Problem to work on: Send back every record exactly.

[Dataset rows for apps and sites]
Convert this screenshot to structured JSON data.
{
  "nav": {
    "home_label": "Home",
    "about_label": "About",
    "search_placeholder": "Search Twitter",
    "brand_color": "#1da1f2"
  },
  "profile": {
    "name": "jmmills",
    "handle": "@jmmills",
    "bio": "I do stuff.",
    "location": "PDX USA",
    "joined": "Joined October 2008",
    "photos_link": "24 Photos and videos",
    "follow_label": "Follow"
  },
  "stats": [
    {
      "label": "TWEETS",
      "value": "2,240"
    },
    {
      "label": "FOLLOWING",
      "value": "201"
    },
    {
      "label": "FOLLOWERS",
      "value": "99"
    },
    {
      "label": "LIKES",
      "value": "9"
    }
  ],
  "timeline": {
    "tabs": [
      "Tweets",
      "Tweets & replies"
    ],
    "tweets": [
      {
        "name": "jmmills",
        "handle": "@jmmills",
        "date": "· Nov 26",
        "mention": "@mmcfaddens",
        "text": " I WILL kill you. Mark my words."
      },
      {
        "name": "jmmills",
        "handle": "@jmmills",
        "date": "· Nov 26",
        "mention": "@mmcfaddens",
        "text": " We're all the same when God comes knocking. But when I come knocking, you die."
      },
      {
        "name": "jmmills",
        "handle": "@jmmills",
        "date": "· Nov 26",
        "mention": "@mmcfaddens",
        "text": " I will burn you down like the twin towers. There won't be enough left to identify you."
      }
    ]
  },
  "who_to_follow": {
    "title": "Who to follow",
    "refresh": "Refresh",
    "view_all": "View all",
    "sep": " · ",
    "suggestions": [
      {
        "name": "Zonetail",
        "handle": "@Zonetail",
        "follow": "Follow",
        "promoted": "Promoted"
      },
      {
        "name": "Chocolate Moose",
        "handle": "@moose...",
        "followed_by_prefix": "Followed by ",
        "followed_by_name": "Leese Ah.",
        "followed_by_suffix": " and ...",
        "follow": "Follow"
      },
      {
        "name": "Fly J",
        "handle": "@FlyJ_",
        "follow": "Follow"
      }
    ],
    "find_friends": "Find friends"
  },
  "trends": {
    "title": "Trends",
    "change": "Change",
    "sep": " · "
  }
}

Task output:
Convert this screenshot to structured JSON data.
{
  "nav": {
    "home_label": "Home",
    "about_label": "About",
    "search_placeholder": "Search Twitter",
    "brand_color": "#1da1f2"
  },
  "profile": {
    "name": "jmmills",
    "handle": "@jmmills",
    "bio": "I do stuff.",
    "location": "PDX USA",
    "joined": "Joined October 2008",
    "photos_link": "24 Photos and videos",
    "follow_label": "Follow"
  },
  "stats": [
    {
      "label": "TWEETS",
      "value": "2,240"
    },
    {
      "label": "FOLLOWING",
      "value": "201"
    },
    {
      "label": "FOLLOWERS",
      "value": "99"
    },
    {
      "label": "LIKES",
      "value": "9"
    }
  ],
  "timeline": {
    "tabs": [
      "Tweets",
      "Tweets & replies"
    ],
    "tweets": [
      {
        "name": "jmmills",
        "handle": "@jmmills",
        "date": "· Nov 26",
        "mention": "@mmcfaddens",
        "text": " I WILL kill you. Mark my words."
      },
      {
        "name": "jmmills",
        "handle": "@jmmills",
        "date": "· Nov 26",
        "mention": "@mmcfaddens",
        "text": " We're all the same when God comes knocking. But when I come knocking, you die."
      },
      {
        "name": "jmmills",
        "handle": "@jmmills",
        "date": "· Nov 26",
        "mention": "@mmcfaddens",
        "text": " I will burn you down like the twin towers. There won't be enough left to identify you."
      }
    ]
  },
  "who_to_follow": {
    "title": "Who to follow",
    "refresh": "Refresh",
    "view_all": "View all",
    "sep": " · ",
    "suggestions": [
      {
        "name": "Zonetail",
        "handle": "@Zonetail",
        "follow": "Follow",
        "promoted": "Promoted"
      },
      {
        "name": "Chocolate Moose",
        "handle": "@moose...",
        "followed_by_prefix": "Followed by ",
        "followed_by_name": "Leese Ah.",
        "followed_by_suffix": " and ...",
        "follow": "Follow"
      },
      {
        "name": "Fly J",
        "handle": "@FlyJ_",
        "follow": "Follow"
      }
    ],
    "find_friends": "Find friends"
  },
  "trends": {
    "title": "Trends",
    "change": "Change",
    "sep": " · "
  }
}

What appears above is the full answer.